You can easily change any oil paint into an oil-based printing ink by adding the Print Medium for Relief and Intaglio developed by Schmincke.
The resulting ink works well for intaglio printmaking techniques (etching, engraving, drypoint, etc) and relief printmaking techniques (linocuts and woodcuts).
Intaglio Printing in Oil using the Schmincke Print Medium for Relief and Intaglio
You will need:
• A plate of copper, other metal or plastic on which you have created an intaglio image (etching, engraving, drypoint, etc.)
• Schmincke Print Medium for Relief and Intaglio
• Good quality oil colour such as Schmincke Mussini
• Paper, suitable for intaglio printing, such as Hahnemuhle Etching Paper
• Plastic bag large enough for the paper
• Spray bottle filled with water
• Glass plate for ink rolling
• Ink roller
• Printing press
• Spatula or pallet knife
• Gauze and old newspaper (advertising brochures are especially suitable)
• Heating plate (or radiator)
• Solvent-resistant disposable gloves (nitrile gloves)
• Cleaning agent with solvents
• Washing-up liquid
Printing Your Etched Plate:
Dampen the paper.
Warm your tools and materials.
Mix and apply ink.
Wipe the plate.
Put inked plate and paper in press and print.
Pull your print!
Some intaglio printing results:
This technique is much easier as it works like the typical linoprint. Mix one part of the medium with one part of the oil colour. Apply the oil colour and Print Medium mixture with a roller onto the linoprinting plate and the printing process can start as usual – with a printing press or by hand.
Click on the underlined link to go to the current offers on the Schmincke Print Medium for Relief and Intaglio on the Jackson’s Art Supplies website.
Postage on orders shipped standard to mainland UK addresses is free for orders of £39.
Is this a better way than just using normal etching ink on a
It is just another option.

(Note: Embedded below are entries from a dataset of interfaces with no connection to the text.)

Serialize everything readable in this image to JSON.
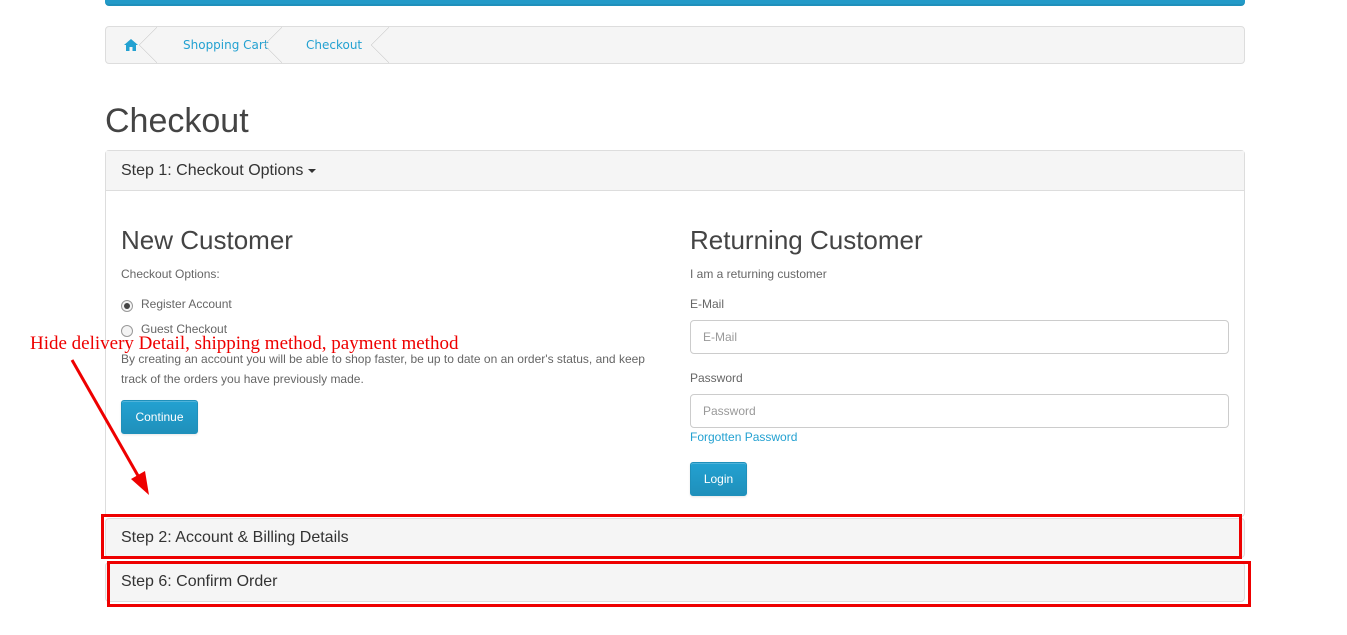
{
  "breadcrumb": {
    "home_icon": "home-icon",
    "items": [
      "Shopping Cart",
      "Checkout"
    ]
  },
  "page": {
    "title": "Checkout"
  },
  "step1": {
    "heading": "Step 1: Checkout Options",
    "new_customer": {
      "title": "New Customer",
      "options_label": "Checkout Options:",
      "register_label": "Register Account",
      "guest_label": "Guest Checkout",
      "selected": "Register Account",
      "description": "By creating an account you will be able to shop faster, be up to date on an order's status, and keep track of the orders you have previously made.",
      "continue_button": "Continue"
    },
    "returning_customer": {
      "title": "Returning Customer",
      "subtitle": "I am a returning customer",
      "email_label": "E-Mail",
      "email_placeholder": "E-Mail",
      "password_label": "Password",
      "password_placeholder": "Password",
      "forgot_link": "Forgotten Password",
      "login_button": "Login"
    }
  },
  "step2": {
    "heading": "Step 2: Account & Billing Details"
  },
  "step6": {
    "heading": "Step 6: Confirm Order"
  },
  "annotation": {
    "text": "Hide delivery Detail, shipping method, payment method",
    "color": "#ee0000"
  },
  "colors": {
    "accent": "#229ac8",
    "link": "#23a1d1",
    "annotation_red": "#ee0000"
  }
}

So if you have oil paint already you can use it and also you can use the colours you can get in oil paint.
The info on the tube about inflammability is somewhat

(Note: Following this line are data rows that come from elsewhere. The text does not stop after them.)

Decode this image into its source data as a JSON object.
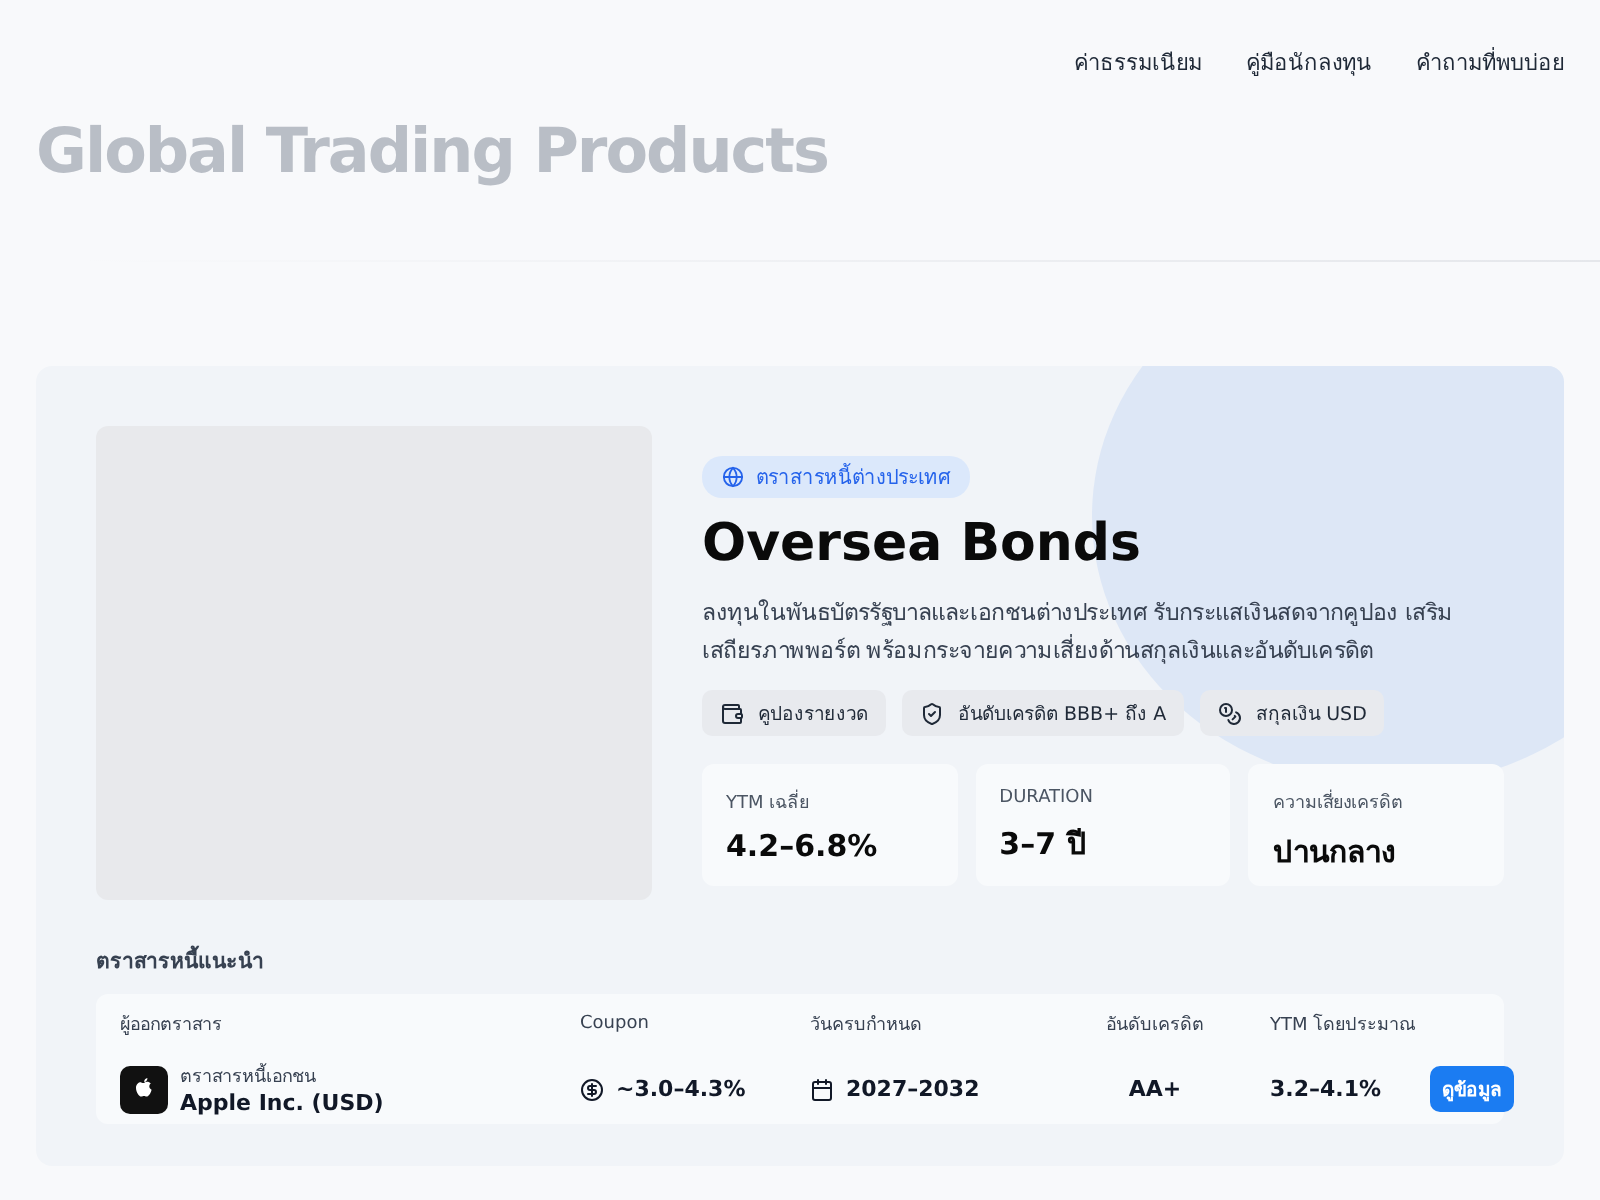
{
  "nav": [
    {
      "label": "ค่าธรรมเนียม"
    },
    {
      "label": "คู่มือนักลงทุน"
    },
    {
      "label": "คำถามที่พบบ่อย"
    }
  ],
  "page_title": "Global Trading Products",
  "product": {
    "badge": "ตราสารหนี้ต่างประเทศ",
    "title": "Oversea Bonds",
    "description": "ลงทุนในพันธบัตรรัฐบาลและเอกชนต่างประเทศ รับกระแสเงินสดจากคูปอง เสริมเสถียรภาพพอร์ต พร้อมกระจายความเสี่ยงด้านสกุลเงินและอันดับเครดิต",
    "chips": [
      {
        "kind": "wallet",
        "label": "คูปองรายงวด"
      },
      {
        "kind": "shield",
        "label": "อันดับเครดิต BBB+ ถึง A"
      },
      {
        "kind": "coins",
        "label": "สกุลเงิน USD"
      }
    ],
    "stats": [
      {
        "label": "YTM เฉลี่ย",
        "value": "4.2–6.8%"
      },
      {
        "label": "DURATION",
        "value": "3–7 ปี"
      },
      {
        "label": "ความเสี่ยงเครดิต",
        "value": "ปานกลาง"
      }
    ]
  },
  "recommended": {
    "heading": "ตราสารหนี้แนะนำ",
    "columns": [
      "ผู้ออกตราสาร",
      "Coupon",
      "วันครบกำหนด",
      "อันดับเครดิต",
      "YTM โดยประมาณ"
    ],
    "rows": [
      {
        "type": "ตราสารหนี้เอกชน",
        "issuer": "Apple Inc. (USD)",
        "coupon": "~3.0–4.3%",
        "maturity": "2027–2032",
        "rating": "AA+",
        "ytm": "3.2–4.1%",
        "action": "ดูข้อมูล"
      }
    ]
  }
}
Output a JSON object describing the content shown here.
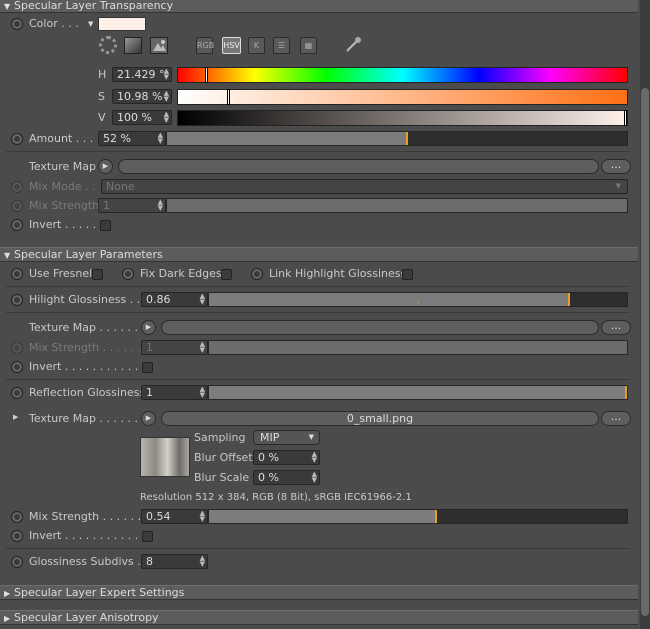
{
  "sections": {
    "transparency": "Specular Layer Transparency",
    "parameters": "Specular Layer Parameters",
    "expert": "Specular Layer Expert Settings",
    "anisotropy": "Specular Layer Anisotropy"
  },
  "transparency": {
    "color_label": "Color . . .",
    "color_swatch": "#fff0ea",
    "mode_buttons": [
      "RGB",
      "HSV",
      "K"
    ],
    "h_label": "H",
    "h_value": "21.429 °",
    "s_label": "S",
    "s_value": "10.98 %",
    "v_label": "V",
    "v_value": "100 %",
    "amount_label": "Amount . . . .",
    "amount_value": "52 %",
    "amount_fraction": 0.52,
    "texture_map_label": "Texture Map",
    "more_button": "...",
    "mix_mode_label": "Mix Mode . .",
    "mix_mode_value": "None",
    "mix_strength_label": "Mix Strength",
    "mix_strength_value": "1",
    "invert_label": "Invert . . . . . ."
  },
  "parameters": {
    "use_fresnel": "Use Fresnel",
    "fix_dark_edges": "Fix Dark Edges",
    "link_highlight": "Link Highlight Glossiness",
    "hilight_label": "Hilight Glossiness . . .",
    "hilight_value": "0.86",
    "hilight_fraction": 0.86,
    "texture_map_label": "Texture Map . . . . . . .",
    "mix_strength_label": "Mix Strength . . . . . . .",
    "mix_strength_value": "1",
    "invert_label": "Invert . . . . . . . . . . . .",
    "refl_label": "Reflection Glossiness",
    "refl_value": "1",
    "refl_fraction": 1.0,
    "texture_map2_label": "Texture Map . . . . . . .",
    "texture_file": "0_small.png",
    "sampling_label": "Sampling",
    "sampling_value": "MIP",
    "blur_offset_label": "Blur Offset",
    "blur_offset_value": "0 %",
    "blur_scale_label": "Blur Scale",
    "blur_scale_value": "0 %",
    "resolution": "Resolution 512 x 384, RGB (8 Bit), sRGB IEC61966-2.1",
    "mix_strength2_label": "Mix Strength . . . . . . .",
    "mix_strength2_value": "0.54",
    "mix_strength2_fraction": 0.54,
    "invert2_label": "Invert . . . . . . . . . . . .",
    "subdivs_label": "Glossiness Subdivs . .",
    "subdivs_value": "8"
  }
}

alarming – what exactly does it mean?
Apologies for the alarm. It seems it is a standard warning for them but is nothing to worry about.
Any cloth soaked with a drying oil, like linseed oil, can catch fire if all the right conditions are met. You are unlikely to meet these conditions using one tube of medium, as the main conditions are lots of oily rags like you might get if you were oiling a yacht with 20 litres of oil and piling up a large mound of scrunched up oily rags. As they dry by oxidation thier drying might generate some heat and that pile could catch fire.

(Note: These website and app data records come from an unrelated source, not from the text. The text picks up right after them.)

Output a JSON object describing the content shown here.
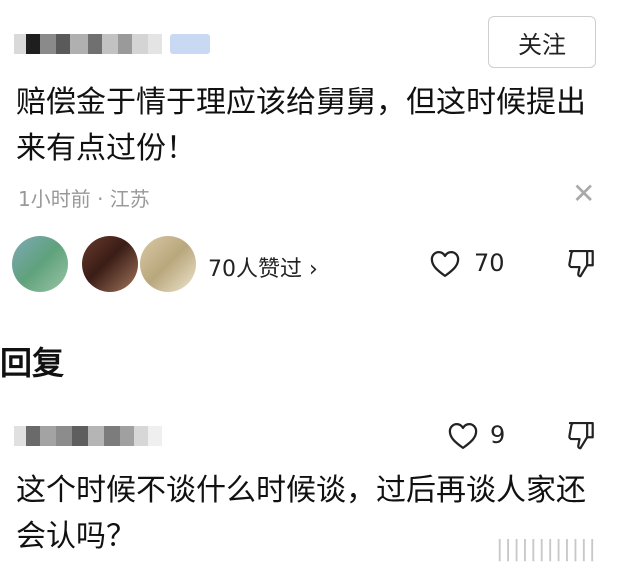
{
  "comment": {
    "follow_label": "关注",
    "text": "赔偿金于情于理应该给舅舅，但这时候提出来有点过份！",
    "meta": "1小时前 · 江苏",
    "likers_text": "70人赞过 ›",
    "like_count": "70"
  },
  "section_title": "回复",
  "reply": {
    "like_count": "9",
    "text": "这个时候不谈什么时候谈，过后再谈人家还会认吗？"
  },
  "watermark": "||||||||||||",
  "icons": {
    "close": "close-icon",
    "like": "heart-outline-icon",
    "dislike": "thumbs-down-icon"
  }
}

The tube of medium will never catch fire nor any work printed with it, any more than a tube of oil paint or an oil painting would.
Any oil soaked rag should be hung on a line without any creases to dry thoroughly, with air circulating freely around it. A bit of medium on a rag is nothing to worry about.
What does the print medium contain? What does it add to
oil paint to make it suitable for printing? Why can’t you just
print with oil paint?
It is a consistency issue.
Oil paint is too soft and smooth. You don’t get good results when you print directly with oil colours, because you cannot get clear lines and crisp prints – it does not have the correct body consistency.
By adding the medium, made of linseed stand oil, linseed oil & damar varnish, you modify the consistency of the oil colour and give it a more tacky character so your oil colour becomes a printable colour.
Add the medium 1:1 to the oil colour.
can one use this product to make monotypes printed
Yes, the purpose of the medium is just to make the paint into the right consistency similar to printmaking inks.
If you try it do let us know how you got on!
Would this medium work with water mixable oils or is there a
medium for these to allow them to be used for intaglio. Or
could you just add water to them?
Yes you could use this medium with water mixable oils. Don’t just add water; the consistency will be wrong for print!
What paper is used for printing with
oils? Will linseed oil eventually
yellow? Thinking of mono prints thanks
If the layer of ink is thin it will not yellow on printmaking papers. Zerkall, Southbank, Fabriano Rosaspina are some of many printmaking papers that would work well for mono prints.
We highly recommend using oil based printing ink or mixing oil paints with a printing medium such as the one by Schmincke or Daler Rowney Georgian Block Printing Medium, as they make the oil paint tacky – a good consistency for print.
After using the printmaking medium, can you
paint over this with normal oil paints. I’d like
to incorporate printmaking techniques while
painting. Thank you.
The print medium by Schmincke is made from a mixture of stand oil, linseed oil and dammar resin. They are all the same ingredients you’d find in many oil painting mediums. So it is all fully compatible.
Hope that helps.
I’d like to incorporate printing into my oil
and cold wax paintings. When my oil and
wax is dry am I able to print over the
top? I’d like to add more details and
interest to my paintings.Thankyou Fiona
That should be fine, using this oil paint medium or oil-based inks will work on top of an oil painting.
Have you read the article on Cold Wax painting? Sally Hirst is also a printmaker.
SALLY HIRST COMPARES COLD WAX MEDIUMS